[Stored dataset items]
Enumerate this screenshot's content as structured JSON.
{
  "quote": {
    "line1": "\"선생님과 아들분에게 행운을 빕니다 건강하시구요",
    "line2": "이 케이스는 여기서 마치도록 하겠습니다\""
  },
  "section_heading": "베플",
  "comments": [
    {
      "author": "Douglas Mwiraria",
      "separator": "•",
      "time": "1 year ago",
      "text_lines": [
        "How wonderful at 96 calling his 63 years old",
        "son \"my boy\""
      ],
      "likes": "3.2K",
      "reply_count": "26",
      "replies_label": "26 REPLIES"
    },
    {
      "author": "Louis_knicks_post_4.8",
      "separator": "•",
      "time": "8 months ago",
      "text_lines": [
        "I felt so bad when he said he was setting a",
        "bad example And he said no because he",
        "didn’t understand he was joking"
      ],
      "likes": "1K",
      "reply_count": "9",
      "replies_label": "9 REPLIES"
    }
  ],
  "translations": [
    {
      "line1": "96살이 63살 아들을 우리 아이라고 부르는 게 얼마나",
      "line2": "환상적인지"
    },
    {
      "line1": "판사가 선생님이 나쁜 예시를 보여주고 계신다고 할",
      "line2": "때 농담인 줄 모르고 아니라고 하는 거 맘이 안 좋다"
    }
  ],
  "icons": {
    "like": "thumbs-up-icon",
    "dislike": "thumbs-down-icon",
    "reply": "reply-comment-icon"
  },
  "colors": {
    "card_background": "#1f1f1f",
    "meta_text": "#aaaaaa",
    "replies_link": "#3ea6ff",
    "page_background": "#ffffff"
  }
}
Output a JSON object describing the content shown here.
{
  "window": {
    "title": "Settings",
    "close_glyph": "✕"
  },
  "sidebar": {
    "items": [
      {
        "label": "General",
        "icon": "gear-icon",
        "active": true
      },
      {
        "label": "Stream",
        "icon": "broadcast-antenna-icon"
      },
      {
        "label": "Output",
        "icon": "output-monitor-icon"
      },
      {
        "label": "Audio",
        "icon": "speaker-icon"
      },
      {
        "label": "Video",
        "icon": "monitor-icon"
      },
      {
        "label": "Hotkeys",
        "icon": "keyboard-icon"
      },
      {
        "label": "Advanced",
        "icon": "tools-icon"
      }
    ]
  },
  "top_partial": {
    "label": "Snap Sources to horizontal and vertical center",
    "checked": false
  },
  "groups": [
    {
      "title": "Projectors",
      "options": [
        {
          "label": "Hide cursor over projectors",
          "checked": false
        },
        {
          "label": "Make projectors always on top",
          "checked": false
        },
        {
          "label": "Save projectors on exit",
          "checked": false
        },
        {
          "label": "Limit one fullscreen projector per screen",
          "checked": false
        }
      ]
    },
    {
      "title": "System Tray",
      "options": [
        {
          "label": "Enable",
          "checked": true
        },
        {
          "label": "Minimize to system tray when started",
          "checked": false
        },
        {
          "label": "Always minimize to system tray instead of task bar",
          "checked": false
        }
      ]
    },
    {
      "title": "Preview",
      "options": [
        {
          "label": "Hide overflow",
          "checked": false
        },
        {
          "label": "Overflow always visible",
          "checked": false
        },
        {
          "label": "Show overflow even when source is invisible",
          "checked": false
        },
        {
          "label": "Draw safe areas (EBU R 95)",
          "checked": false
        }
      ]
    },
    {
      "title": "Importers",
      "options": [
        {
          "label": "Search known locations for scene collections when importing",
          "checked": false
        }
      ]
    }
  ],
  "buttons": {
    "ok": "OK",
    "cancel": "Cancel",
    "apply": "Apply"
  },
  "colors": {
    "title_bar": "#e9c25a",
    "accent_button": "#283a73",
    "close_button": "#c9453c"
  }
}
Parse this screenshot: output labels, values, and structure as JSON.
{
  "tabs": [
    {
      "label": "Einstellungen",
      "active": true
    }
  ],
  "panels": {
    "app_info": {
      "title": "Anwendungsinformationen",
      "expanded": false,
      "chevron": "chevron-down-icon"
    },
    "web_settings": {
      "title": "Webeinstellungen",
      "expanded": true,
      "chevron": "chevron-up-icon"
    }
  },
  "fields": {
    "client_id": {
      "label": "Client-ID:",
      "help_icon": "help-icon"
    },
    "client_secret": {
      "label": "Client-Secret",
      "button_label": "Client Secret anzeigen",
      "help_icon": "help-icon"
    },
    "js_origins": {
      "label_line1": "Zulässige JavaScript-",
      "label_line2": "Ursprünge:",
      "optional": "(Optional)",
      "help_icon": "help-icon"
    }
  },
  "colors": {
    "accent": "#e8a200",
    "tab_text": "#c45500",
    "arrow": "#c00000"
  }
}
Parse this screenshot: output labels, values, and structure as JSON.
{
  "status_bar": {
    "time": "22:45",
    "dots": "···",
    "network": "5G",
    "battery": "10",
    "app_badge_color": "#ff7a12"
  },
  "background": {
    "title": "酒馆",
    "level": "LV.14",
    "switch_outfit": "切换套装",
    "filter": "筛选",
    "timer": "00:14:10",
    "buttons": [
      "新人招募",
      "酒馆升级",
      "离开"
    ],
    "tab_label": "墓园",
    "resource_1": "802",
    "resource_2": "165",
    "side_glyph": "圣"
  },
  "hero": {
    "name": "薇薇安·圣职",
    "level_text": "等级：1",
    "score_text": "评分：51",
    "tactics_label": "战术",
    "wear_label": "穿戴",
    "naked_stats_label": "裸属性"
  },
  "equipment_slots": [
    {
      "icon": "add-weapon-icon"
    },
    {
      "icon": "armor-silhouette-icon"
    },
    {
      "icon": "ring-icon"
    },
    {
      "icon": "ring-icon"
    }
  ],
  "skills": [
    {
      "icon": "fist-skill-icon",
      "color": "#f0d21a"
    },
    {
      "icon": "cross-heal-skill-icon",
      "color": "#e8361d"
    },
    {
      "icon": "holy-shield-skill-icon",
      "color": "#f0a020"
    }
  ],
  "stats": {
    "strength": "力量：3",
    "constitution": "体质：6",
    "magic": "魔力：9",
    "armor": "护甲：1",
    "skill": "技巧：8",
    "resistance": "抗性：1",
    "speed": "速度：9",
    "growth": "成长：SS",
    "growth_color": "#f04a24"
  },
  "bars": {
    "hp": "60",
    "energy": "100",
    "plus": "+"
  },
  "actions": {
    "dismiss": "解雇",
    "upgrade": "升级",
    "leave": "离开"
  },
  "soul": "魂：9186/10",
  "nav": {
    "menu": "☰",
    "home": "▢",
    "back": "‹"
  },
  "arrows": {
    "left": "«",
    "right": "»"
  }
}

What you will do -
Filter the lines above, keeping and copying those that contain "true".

Problem solution -
        "active": true
          "checked": true
      "active": true
      "expanded": true,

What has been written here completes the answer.